In a statement, Bowser’s office said a reform board without dedicated funding “will not deliver safety, reliability and capacity.” Bowser supports funding and governance reform concurrently.
“In the meantime, we trust the Evans-Wiedefeld leadership team will continue to make progress on restoring safety and reliability,” Bowser chief of staff John Falcicchio said.
Board members say they have brought new scrutiny to Metro and supported tough decisions, including truncated service hours, service cuts and fare increases that proved unpopular with thousands of riders. Fourteen of 15 seated members approved a “Sense of the Board” proposal endorsing dedicated funding.
“I can’t think of a thing [Wiedefeld has] wanted to do which we haven’t supported,” Evans said, “including cutting late-night hours, which was very against my political best interests.”
Board members also point out that the agency has delivered clean audits in consecutive years. And Metro statistics show improving reliability. Board member Christian Dorsey, who represents Arlington County, said LaHood’s five-member board would not tangibly alter Metro’s course.
“For those of us who do the work, it’s a facile argument — one that’s extremely disappointing — for people to think that shrinking the number just to five does anything to move the agency forward,” said Dorsey, who also serves on the Arlington County Board. “For anyone to say ‘A-ha — I’ve got the solution, it’s a five-member board,’ it’s incredibly infuriating, actually.”
Board member Michael Goldman, who often clashed with Evans over such issues as late-night service, the Purple Line land transfer and the board restructuring, said the need for funding far outweighs the need for governance changes. Goldman, who joined the board in 2013 to represent Maryland, described today’s board as a “quantum leap forward” from those in the past.
“It’s a much more cohesive board. It’s a better-functioning board,” he said.
Carol Carmody, a former board member who represented the federal government, also questioned the focus on governance.
“It calls to mind the old syndrome of worrying about the size of the table and not the issues placed on it,” said Carmody, who was replaced when Chao made her appointments this summer.
Evans said a board that didn’t have occasional disagreements would be criticized as a “rubber stamp” for management.
Acknowledging one concern, Dorsey said officials should explore a mechanism to do away with the jurisdictional veto, which requires at least one member each from Maryland, Virginia and the District to approve a resolution before it can be enacted.
“You sort of know that as a fallback you can either force a conversation or not participate in a conversation because you’ve got that veto — that’s really a negative incentive to regionalism,” Dorsey said.
Evans acknowledges that the board is entering 2018 with uncertainty. In addition to the dueling reform proposals, two prominent officials — Hogan and Rep. Gerald E. Connolly (D-Va.) want him to resign. And with officer elections approaching, some board members, including Goldman and Dorsey, say it’s time for a change in leadership.

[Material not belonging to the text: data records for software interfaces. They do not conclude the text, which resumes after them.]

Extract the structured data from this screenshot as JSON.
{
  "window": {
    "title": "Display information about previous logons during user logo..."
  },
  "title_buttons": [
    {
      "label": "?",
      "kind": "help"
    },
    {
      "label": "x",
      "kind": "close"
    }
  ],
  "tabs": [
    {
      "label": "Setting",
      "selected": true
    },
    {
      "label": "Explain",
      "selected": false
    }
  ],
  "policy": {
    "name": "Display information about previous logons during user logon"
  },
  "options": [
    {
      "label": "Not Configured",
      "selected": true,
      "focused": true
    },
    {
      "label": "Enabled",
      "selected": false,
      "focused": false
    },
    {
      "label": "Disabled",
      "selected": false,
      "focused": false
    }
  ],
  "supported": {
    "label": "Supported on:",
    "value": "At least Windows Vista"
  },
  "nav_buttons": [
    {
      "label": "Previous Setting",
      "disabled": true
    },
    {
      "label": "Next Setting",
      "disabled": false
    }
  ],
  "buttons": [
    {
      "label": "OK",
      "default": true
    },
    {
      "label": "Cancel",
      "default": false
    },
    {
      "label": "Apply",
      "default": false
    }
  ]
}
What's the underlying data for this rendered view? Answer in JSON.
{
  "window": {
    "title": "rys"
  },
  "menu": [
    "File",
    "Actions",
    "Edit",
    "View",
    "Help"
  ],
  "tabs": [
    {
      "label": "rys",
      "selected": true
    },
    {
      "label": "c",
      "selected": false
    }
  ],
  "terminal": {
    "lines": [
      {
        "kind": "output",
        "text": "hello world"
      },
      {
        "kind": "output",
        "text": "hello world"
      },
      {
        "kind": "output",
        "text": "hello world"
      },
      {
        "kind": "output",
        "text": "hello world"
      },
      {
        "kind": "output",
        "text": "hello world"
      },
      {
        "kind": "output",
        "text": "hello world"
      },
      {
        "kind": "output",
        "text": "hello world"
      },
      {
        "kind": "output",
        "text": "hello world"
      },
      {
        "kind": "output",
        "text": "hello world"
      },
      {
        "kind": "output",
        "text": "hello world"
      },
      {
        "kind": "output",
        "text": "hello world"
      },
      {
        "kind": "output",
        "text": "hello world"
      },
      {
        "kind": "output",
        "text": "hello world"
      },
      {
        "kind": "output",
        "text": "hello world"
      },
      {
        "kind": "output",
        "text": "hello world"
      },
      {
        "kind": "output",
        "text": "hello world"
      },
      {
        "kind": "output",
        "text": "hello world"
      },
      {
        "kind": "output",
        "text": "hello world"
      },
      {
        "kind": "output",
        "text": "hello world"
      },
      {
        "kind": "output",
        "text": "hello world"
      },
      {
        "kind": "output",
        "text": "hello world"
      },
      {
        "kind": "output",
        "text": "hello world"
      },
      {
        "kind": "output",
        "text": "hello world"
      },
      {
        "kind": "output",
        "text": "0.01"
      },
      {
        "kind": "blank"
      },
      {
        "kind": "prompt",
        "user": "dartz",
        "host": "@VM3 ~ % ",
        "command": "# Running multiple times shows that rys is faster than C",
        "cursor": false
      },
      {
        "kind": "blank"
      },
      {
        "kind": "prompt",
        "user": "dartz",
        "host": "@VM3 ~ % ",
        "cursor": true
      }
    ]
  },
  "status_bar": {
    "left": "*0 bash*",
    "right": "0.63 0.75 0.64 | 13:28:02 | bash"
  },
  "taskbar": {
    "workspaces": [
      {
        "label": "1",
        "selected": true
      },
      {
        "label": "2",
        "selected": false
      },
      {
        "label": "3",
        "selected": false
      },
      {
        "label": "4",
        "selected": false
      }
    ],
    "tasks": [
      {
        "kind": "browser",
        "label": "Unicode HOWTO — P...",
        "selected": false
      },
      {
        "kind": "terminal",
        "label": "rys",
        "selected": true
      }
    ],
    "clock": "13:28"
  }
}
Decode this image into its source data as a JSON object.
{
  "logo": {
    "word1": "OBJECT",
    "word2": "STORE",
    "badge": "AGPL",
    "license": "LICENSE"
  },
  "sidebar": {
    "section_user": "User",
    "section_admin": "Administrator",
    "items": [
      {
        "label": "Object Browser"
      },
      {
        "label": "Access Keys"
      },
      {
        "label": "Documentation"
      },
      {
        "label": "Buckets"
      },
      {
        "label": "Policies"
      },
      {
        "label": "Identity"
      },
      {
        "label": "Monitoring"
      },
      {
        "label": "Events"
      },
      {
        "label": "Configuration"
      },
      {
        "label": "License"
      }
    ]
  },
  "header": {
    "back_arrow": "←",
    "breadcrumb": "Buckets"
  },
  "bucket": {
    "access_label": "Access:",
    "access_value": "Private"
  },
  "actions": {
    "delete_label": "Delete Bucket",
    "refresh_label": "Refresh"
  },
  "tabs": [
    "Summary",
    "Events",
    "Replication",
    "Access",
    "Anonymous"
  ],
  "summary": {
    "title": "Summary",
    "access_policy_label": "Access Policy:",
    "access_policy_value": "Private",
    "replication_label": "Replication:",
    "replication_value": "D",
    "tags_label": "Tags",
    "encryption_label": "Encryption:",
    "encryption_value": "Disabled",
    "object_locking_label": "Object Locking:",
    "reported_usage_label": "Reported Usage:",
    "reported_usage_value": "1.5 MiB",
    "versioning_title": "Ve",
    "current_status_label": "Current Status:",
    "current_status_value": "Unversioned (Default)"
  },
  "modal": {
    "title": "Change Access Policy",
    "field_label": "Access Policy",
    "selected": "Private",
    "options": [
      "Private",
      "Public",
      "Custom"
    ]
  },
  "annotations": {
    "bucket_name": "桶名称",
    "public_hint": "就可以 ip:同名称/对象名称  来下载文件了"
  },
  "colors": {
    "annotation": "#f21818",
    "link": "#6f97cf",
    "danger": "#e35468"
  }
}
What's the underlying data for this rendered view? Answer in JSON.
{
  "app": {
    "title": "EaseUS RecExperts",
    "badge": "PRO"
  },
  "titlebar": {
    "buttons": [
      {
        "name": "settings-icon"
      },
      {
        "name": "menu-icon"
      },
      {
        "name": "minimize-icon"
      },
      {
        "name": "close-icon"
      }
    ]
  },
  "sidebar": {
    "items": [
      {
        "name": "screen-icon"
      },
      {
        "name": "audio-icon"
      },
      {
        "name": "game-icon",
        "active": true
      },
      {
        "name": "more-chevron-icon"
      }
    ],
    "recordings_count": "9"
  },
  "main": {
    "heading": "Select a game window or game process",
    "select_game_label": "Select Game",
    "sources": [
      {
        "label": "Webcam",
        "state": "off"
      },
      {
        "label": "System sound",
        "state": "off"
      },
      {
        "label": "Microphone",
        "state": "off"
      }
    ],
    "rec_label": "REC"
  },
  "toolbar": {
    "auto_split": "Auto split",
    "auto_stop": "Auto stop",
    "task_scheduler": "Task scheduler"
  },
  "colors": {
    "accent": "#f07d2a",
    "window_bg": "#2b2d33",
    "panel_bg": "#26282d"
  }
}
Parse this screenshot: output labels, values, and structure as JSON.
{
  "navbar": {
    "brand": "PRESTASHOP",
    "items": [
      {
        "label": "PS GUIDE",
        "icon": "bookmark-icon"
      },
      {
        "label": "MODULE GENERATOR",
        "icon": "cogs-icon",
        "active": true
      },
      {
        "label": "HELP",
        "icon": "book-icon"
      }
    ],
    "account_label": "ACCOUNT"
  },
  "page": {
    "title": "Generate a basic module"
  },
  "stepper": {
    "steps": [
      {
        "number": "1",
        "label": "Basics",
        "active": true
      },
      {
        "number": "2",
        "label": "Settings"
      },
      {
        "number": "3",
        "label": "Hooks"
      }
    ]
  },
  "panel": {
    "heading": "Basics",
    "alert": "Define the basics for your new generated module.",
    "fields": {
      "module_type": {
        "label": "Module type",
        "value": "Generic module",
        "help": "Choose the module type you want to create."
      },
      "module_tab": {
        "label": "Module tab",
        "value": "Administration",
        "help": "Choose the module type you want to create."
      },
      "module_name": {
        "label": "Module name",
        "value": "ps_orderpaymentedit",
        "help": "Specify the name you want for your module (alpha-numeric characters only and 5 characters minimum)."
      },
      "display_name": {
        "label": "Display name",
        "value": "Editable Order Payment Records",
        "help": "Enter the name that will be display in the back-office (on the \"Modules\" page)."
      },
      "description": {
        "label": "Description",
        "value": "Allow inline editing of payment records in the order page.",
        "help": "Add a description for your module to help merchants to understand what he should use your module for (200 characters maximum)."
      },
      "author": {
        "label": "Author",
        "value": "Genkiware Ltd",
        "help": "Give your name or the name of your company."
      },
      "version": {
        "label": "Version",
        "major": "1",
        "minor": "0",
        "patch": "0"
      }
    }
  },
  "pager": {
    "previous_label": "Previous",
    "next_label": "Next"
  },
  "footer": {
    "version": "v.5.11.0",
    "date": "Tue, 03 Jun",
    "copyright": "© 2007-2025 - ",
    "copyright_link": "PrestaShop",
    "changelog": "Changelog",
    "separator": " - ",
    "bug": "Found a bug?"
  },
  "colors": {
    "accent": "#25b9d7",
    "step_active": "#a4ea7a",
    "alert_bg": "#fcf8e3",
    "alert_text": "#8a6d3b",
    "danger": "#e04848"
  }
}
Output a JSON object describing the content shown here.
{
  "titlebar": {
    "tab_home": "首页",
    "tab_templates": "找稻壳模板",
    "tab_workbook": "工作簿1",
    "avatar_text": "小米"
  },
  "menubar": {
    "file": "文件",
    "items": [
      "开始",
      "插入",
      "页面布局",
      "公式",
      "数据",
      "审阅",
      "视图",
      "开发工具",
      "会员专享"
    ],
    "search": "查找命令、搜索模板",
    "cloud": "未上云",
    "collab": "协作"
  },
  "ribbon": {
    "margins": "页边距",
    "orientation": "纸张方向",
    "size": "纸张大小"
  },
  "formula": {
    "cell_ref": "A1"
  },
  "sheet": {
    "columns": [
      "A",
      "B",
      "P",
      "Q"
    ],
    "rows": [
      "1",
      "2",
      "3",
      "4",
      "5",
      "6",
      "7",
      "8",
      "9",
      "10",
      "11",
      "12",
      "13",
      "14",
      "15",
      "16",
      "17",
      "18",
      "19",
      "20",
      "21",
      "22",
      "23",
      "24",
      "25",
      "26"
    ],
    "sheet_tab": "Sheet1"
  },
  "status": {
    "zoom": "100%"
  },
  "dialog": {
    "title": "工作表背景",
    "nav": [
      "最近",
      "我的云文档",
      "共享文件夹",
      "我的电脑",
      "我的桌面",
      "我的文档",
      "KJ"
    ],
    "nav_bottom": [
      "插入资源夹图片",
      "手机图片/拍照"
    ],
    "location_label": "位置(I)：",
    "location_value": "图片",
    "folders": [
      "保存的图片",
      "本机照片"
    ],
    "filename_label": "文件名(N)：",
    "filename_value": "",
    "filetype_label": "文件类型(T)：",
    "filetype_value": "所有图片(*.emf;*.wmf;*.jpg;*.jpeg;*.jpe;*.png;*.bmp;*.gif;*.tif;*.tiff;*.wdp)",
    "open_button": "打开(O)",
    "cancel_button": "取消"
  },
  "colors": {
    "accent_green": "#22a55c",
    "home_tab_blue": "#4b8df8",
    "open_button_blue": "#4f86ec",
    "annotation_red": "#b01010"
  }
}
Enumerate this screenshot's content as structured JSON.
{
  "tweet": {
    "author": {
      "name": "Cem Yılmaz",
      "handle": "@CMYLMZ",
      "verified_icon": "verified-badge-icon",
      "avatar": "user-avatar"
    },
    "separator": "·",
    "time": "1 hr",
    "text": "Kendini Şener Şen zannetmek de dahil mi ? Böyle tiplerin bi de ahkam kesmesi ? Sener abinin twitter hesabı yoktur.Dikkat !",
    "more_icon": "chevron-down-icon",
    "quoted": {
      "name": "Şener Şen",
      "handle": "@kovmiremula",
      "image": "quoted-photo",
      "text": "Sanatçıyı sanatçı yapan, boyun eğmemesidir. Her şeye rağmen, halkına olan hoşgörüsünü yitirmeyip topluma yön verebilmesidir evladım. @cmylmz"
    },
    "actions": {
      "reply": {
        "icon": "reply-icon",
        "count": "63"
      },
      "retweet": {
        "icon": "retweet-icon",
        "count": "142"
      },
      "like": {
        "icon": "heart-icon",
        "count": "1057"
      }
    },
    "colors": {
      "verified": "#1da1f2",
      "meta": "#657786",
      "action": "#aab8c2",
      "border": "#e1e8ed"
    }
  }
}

The vote, typically held in January, has not been scheduled.
“The fact of the matter is that every plan out there calls for the board to be disbanded,” Evans said. “So what’s going to happen? Does it make sense to reorganize now if we’re not going to be here next month? Or are we going to be here next month? How does a board like ours operate under that situation?”
Martine Powers and Robert McCartney contributed to this report.